  • All approved Queensland education and care services must now legally report suspected child abuse.
  • Legislative changes will include clearly defined terms and concepts so educators are clear on their reporting requirements.
  • Legislation to come in to effect on 1 July 2017.

What’s the issue?

Following the recent tabling of the Child Protection (Mandatory Reporting – Mason’s Law) Amendment Bill 2016, ongoing consultation occurred with our union and industry representatives regarding the extension of the state’s mandatory reporting laws to the sector. 

All approved Queensland education and care services must now act as mandatory reporters after the state government amended sections of the Child Protection Act 1999, Education and Care Services Act 2013 (Qld) and Education and Care Services National Law (Qld) Act 2011.

What’s happening?
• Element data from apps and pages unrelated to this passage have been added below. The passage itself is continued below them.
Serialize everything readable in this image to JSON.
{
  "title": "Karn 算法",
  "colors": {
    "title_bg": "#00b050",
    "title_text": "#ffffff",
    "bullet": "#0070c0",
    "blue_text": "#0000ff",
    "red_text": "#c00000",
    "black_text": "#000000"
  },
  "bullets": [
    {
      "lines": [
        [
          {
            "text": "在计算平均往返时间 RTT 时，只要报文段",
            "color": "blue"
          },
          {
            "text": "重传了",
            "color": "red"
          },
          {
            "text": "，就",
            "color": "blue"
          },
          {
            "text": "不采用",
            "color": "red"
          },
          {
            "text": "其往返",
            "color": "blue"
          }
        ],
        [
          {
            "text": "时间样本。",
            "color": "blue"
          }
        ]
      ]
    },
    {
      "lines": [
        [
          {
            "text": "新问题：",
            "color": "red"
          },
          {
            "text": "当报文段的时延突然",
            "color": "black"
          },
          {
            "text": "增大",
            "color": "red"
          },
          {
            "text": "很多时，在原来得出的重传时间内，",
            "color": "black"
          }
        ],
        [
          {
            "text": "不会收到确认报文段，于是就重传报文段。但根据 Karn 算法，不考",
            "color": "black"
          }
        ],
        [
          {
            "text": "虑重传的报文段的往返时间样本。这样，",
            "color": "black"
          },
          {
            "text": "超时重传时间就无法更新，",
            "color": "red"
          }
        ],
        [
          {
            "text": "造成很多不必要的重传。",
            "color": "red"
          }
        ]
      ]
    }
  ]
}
While educators have always been able to report any concerns they may have about a child, these changes mean they are now legally required to report to the Department of Communities, Child Safety and Disability Services if they reasonably suspect a child is in need of protection. 

The legislative changes will include clearly defined terms and concepts so educators are clear on their reporting requirements. 

A review of the legislation was undertaken in 2015 by the Queensland Law Reform Commission, with the majority of stakeholders supporting the position that early childhood education professionals be required to report child safety concerns. 

How will this affect members?

Legislation was originally expected to come into effect from 1 January 2017; however, the government has stated that subject to consultation with the sector, they are now working to a 1 July 2017 start date. 

According to the government, this was to ensure educators are provided with the necessary information, training and support to embed appropriate reporting behaviour before the amendments take effect. 

The changes will see Queensland educators adhere to the same child abuse notification guidelines as all states and territories except Victoria and Western Australia.


Authorised by Terry Burke, Independent Education Union of Australia – Queensland & Northern Territory Branch, Brisbane.